Max Scherzer held the Red Sox hitless through 5 2/3 innings in Game 2 on Sunday, and the Tigers jumped out to a 5-0 lead. Detroit held a 5-1 lead with two outs in the eighth inning and appeared to be on its way to handing Boston a soul-crushing defeat until David Ortiz smacked a game-tying grand slam.
Koji Uehara followed Ortiz’s heroics with a perfect top of the ninth inning, and the Red Sox won the game and evened up the series in the bottom half of the inning by pushing across a run against Rick Porcello. Jarrod Saltalamacchia drove in Jonny Gomes with a single into left field.
The Red Sox have had so many memorable moments this season that it’s been hard to pick one as the defining moment. It appears that we finally have a front-runner, as the ALCS changed dramatically in about a half-hour span at Fenway Park on Sunday night.
While Game 2 could eventually be looked back upon as a moment that changed everything, the Red Sox need to make sure that they quickly turn the page, as Justin Verlander awaits them in Detroit. We can still talk about Sunday’s crazy contest, though, so let’s unload the notebook.

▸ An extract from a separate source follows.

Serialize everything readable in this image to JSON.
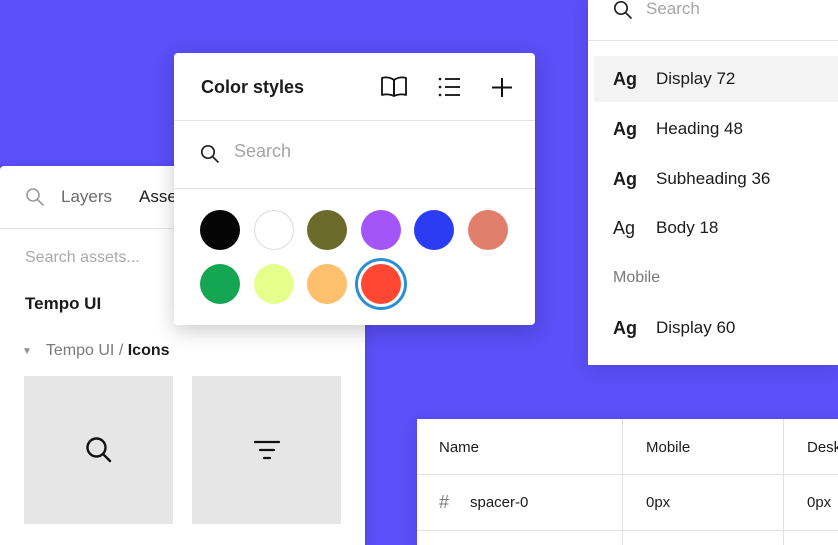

It adds to an impressive playoff resume for Ortiz, who is the Red Sox’ all-time leader in postseason runs (44), hits (67), doubles (16), homers (15), RBIs (50), total bases (133) and walks (47).
Troy O’Leary (1999 ALDS Game 5) and Johnny Damon (2004 ALCS Game 7) were the other two.
“You know, I just tried not to do too much, man. I try to put a good swing on the ball. My ideal at‑bat wasn’t to go out and hit a grand slam,” Ortiz said. “We’ve been struggling when it comes down to put a good swing on the ball. Those guys have been doing an outstanding job hitting the spot and keeping ‑‑ keeping us off balance. If I was telling you about thinking about hitting a gland slam, I’d be lying to you now. You try to put a good swing on the ball and that happens.”
“Well, David Ortiz, I guess that just adds to his resume of awesomeness,” Gomes said.
Hunter stayed in the game and later made it clear that a few bumps and bruises aren’t going to keep him off the field. In fact, he wants to be out there as long as he has a pulse.
“I was going up after the ball, and ended up flipping over. It was all or nothing,” Hunter said. “My hip, it hit the top of the wall. Kinda just bruised it a little bit. But this is postseason. I’d die on the field for this. They’re not going to take me off this field.”
“It’s obvious. I’m pissed off,” Hunter said. “The one guy you don’t want to beat you, he beat us. One of the best hitters in postseason history. This guy, he hit the ball out of the park, it ties the game up, and they end up coming back and winning the game. We’re all pissed. Everyone on this team is pissed that that happened.
“You don’t want David Ortiz to beat you. Everybody in the whole world knows that this dude can beat you. And it happened. It hurts. But what can you do?”
“Coke hadn’t pitched a big game for quite a while,” Leyland said. “Benoit is our guy against the lefties, and we felt he gave us the best chance to get the out.”
Coke, who was added to the ALCS roster, hasn’t pitched since Sept. 18.
In that crazy 9th inning, this little kid smack talking Prince Fielder after he botched that foul ball was hysterical twitpic.com/dh9jxl—
Ben Badler (@BenBadler) October 14, 2013
Uehara needed just nine pitches to make quick work of the Tigers, and it helped keep Boston’s momentum going.